Improved property value assessments for underwriting — Drone surveys of county buildings ensure TAC RMP underwriters have a more complete understanding of the properties covered by the Pool than would be provided through traditional inspection methods, Ruiz said. “The inspection is non-invasive, more efficient and safer than renting a scissor lift that could tear up the courthouse grounds and minimize the need to climb up a clock tower or scoot out onto the roof.”

Quicker, more accurate loss detection for claims — TAC RMP can deploy a drone to assess county property damage immediately following a storm, high winds, torrential rain or other severe weather event. More extensive information can be collected and gathered more quickly by a drone flying a camera than an adjuster on foot who might be hampered by storm damage and other obstacles, particularly after a catastrophic event,
he said.  


Denton, Dawson counties gain insights

After Denton County added TAC RMP Property coverage in 2018, its buildings were one of the first to be surveyed during a pilot of the drone program.
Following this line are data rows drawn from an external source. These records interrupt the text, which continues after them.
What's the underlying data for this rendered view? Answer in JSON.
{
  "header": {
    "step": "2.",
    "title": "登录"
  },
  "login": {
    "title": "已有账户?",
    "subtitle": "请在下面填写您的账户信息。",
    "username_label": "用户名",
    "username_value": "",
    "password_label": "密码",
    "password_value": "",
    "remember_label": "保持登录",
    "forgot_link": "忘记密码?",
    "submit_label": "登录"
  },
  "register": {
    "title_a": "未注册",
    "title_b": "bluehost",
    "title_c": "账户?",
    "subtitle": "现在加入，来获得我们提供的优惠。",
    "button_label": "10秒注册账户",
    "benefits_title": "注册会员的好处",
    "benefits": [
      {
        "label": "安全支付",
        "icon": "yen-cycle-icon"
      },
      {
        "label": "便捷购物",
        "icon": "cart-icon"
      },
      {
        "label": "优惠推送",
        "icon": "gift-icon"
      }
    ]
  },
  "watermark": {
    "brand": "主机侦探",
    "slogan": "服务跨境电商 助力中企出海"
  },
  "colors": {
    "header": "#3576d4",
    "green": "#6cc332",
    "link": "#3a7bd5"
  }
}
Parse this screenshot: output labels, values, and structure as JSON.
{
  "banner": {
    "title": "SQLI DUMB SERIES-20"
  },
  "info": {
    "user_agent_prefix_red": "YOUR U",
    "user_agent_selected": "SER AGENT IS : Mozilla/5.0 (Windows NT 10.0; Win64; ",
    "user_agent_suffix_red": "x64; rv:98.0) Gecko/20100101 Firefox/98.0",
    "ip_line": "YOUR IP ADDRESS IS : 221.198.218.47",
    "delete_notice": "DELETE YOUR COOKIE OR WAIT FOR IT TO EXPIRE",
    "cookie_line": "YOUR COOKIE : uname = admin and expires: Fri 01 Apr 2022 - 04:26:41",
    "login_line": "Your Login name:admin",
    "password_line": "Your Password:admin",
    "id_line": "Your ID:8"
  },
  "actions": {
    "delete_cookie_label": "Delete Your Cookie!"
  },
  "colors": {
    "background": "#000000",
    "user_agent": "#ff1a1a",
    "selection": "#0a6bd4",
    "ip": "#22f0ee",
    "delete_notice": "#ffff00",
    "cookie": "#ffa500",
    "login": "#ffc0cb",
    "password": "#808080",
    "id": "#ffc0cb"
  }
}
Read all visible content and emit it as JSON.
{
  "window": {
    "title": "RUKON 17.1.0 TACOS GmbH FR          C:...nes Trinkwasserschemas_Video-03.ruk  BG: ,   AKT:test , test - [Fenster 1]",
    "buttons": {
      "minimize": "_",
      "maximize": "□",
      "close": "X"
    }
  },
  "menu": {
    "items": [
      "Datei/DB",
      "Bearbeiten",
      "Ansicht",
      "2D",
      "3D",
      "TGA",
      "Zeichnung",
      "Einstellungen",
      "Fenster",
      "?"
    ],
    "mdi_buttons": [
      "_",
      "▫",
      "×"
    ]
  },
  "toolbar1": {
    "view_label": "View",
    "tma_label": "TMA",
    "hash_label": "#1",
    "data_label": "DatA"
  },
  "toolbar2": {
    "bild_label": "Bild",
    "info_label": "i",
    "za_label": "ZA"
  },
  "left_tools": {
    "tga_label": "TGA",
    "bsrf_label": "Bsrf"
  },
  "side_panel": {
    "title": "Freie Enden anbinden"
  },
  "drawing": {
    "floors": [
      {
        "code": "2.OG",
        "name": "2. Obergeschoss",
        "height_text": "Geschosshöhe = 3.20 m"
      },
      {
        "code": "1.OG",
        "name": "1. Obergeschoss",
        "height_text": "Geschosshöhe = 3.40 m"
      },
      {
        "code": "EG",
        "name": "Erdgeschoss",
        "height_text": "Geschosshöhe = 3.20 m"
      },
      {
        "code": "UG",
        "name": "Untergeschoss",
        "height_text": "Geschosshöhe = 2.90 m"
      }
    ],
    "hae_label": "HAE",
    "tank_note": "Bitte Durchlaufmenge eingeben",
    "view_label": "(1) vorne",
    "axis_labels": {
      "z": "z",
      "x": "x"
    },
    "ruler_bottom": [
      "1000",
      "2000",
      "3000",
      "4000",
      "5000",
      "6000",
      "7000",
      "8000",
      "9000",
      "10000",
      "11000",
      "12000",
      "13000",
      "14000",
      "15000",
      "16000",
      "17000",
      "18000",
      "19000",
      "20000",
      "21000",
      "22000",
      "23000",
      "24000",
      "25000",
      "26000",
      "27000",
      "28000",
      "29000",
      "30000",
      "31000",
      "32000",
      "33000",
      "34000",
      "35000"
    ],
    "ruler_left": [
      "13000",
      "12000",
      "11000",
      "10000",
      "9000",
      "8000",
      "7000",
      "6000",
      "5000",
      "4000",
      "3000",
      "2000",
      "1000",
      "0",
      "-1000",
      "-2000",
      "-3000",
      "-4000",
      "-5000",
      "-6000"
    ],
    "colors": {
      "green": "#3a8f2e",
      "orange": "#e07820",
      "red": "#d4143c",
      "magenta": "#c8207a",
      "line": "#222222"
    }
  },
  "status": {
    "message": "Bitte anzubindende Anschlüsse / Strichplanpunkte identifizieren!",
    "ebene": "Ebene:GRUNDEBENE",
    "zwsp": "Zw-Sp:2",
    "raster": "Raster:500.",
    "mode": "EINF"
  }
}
The inspection covered 37 of its 55 buildings and identified critical issues on three roofs — a few missing shingles on one, worn membrane roofing on another and construction debris left by contractors on a third. This information allowed the county to quickly make needed repairs and remove the debris, preventing larger problems these issues would have created if left unaddressed.  

“The reports were very thorough with lots of comments and details, and the pictures were clear and showed the exact location of each issue, which was very helpful to us in finding the area quickly without having to search the entire roof,” said Dale Nelson, Denton County’s assistant director of facilities. 
Michelle Brewer, Denton County’s assistant director of human resources, said she enjoyed participating in the project.

“One of the best benefits of a drone survey is to help reduce or mitigate potential risks/losses and that is one of our main goals at the county,” she said. “Drones can often gain quick access to areas that a standard inspection could not.”

The data also allowed Denton County to plan ahead and make the non-critical repairs identified by the drone images, such as cleaning rust from vents and exhaust fans. Funding for these repairs is going into next year’s budget, Brewer said. 


“Most of our buildings were in pretty good condition. We found out that our public facilities maintenance program is working well,” Nelson said. “It gave us a comfort level knowing that most of our buildings were in good shape.”

In Dawson County, the drone inspections revealed a serpentine surprise. A suspicious object resembling a snake, approximately 16-24 inches long, was photographed on the roof of the Dawson County Tax Appraisal Building.  TAC promptly notified Dawson County Judge Foy O’Brien of this potential hazard before his county’s report was finalized.

“A snake had crawled up the drain spout on one of the gutters,” O’Brien said, and added with a laugh, “I didn’t want to show the ladies who work in the building the photo because they might not show back at work.” In photos taken shortly after its initial citing, the snake was gone.

O’Brien knows first-hand the benefits this technology can provide. He owns several drones mounted with cameras to survey his cotton crops and cattle. He’s even taken drone photos and video of crime scenes to assist the county district attorney’s office, evidence that was later used in court.

Applying the same technology to help counties is smart, he said. It can be easy to assume all is well with the roofs of county facilities because there are no visible leaks, but by the time you do see a leak, it’s too late, he said. 

The view a drone-mounted camera can provide is invaluable. “You can walk on a roof all day long and you just don’t get the perspective that you get from a drone (flying) several feet higher,” O’Brien said. “It’s amazing how much difference there is.”